This blog post is not intended to provide readers with legal advice or tax advice in any way. This does not create a legal relationship or agreement between the reader and Bouchard Law, P.A. Bouchard Law, P.A. and its attorneys and staff do not claim to be experts in tax matters.  Bouchard Law, P.A. recommends consulting a tax professional to fully evaluate your tax implications and consequences of your particular position.

 

Florida Fatherhood

A common question I receive is, "What are my rights as a Father if I am named on the birth certificate?" Many times, fathers say they have a "custody" case that they wish to pursue.

Many couples start a family and live in a committed relationship, but what happens when the relationship sours? What are father's rights in Florida?

The legal system requires fathers to file what is called a "Paternity" case in order to legally establish fatherhood. This is a circuit court case that involves the couple (or the court) coming up with a Parenting Plan that addresses child support, parental responsibility, and a time-sharing schedule. 

If there is a dispute as to biological paternity, that will be looked at first. The Court may require DNA testing. If there is no dispute, which is the more common scenario, the couple may sign a voluntary acknowledgement of paternity or stipulate as to the paternity. Thereby, establishing the paternity. In some cases, paternity has already been established by the Department of Revenue in a child support proceeding. However, in these cases, the Dept. cannot go further to establish any right to time-sharing for the father.

The next step is for the couple to work on a parenting plan that is in the best interest of the child(ren). The parenting plan addresses how decisions will be made on behalf of the child (called "parental responsibility"), such as medical and educational decisions. It sets forth a child support obligation, a time-sharing schedule, holiday schedule, obligations on how uncovered medical expenses, health insurance, and extra-curricular expenses will be paid.
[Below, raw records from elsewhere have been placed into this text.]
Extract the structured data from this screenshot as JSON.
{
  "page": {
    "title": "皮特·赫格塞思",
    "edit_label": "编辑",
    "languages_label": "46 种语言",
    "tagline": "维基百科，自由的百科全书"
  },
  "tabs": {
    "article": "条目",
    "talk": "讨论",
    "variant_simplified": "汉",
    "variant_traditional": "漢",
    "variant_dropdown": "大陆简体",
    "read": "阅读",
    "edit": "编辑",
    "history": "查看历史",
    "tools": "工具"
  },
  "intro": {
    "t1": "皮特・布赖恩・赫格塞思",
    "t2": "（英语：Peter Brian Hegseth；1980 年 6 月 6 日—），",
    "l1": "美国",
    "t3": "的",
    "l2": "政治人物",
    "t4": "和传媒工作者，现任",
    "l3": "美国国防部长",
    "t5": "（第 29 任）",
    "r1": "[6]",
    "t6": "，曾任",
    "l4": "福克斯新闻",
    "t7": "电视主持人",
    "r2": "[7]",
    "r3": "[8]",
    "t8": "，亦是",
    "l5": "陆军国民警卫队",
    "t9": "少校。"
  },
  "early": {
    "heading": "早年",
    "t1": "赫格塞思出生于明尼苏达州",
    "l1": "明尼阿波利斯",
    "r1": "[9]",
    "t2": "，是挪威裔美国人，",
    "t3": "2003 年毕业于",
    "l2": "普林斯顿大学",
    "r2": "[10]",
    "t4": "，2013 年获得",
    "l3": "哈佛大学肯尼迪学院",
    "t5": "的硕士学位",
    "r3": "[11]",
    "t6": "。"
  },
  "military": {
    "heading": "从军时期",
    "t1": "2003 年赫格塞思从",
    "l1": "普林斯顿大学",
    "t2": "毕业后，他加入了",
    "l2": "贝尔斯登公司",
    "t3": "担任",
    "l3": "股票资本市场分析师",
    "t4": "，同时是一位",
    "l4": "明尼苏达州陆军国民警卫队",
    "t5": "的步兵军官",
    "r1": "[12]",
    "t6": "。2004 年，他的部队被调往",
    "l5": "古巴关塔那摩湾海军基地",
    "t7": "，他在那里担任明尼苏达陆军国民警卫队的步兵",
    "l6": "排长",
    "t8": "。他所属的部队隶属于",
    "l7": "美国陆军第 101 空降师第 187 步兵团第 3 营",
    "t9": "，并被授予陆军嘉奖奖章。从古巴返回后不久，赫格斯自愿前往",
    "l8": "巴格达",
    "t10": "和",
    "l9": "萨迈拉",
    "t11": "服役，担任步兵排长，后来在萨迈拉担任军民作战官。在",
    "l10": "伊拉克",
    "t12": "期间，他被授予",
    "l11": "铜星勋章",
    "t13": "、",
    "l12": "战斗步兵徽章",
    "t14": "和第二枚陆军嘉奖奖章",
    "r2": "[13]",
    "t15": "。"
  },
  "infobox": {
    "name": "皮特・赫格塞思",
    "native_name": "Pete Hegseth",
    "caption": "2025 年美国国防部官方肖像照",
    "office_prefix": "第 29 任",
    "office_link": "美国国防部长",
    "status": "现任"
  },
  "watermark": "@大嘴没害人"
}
Contact us today to set a consultation to discuss your rights. (941) 764-1146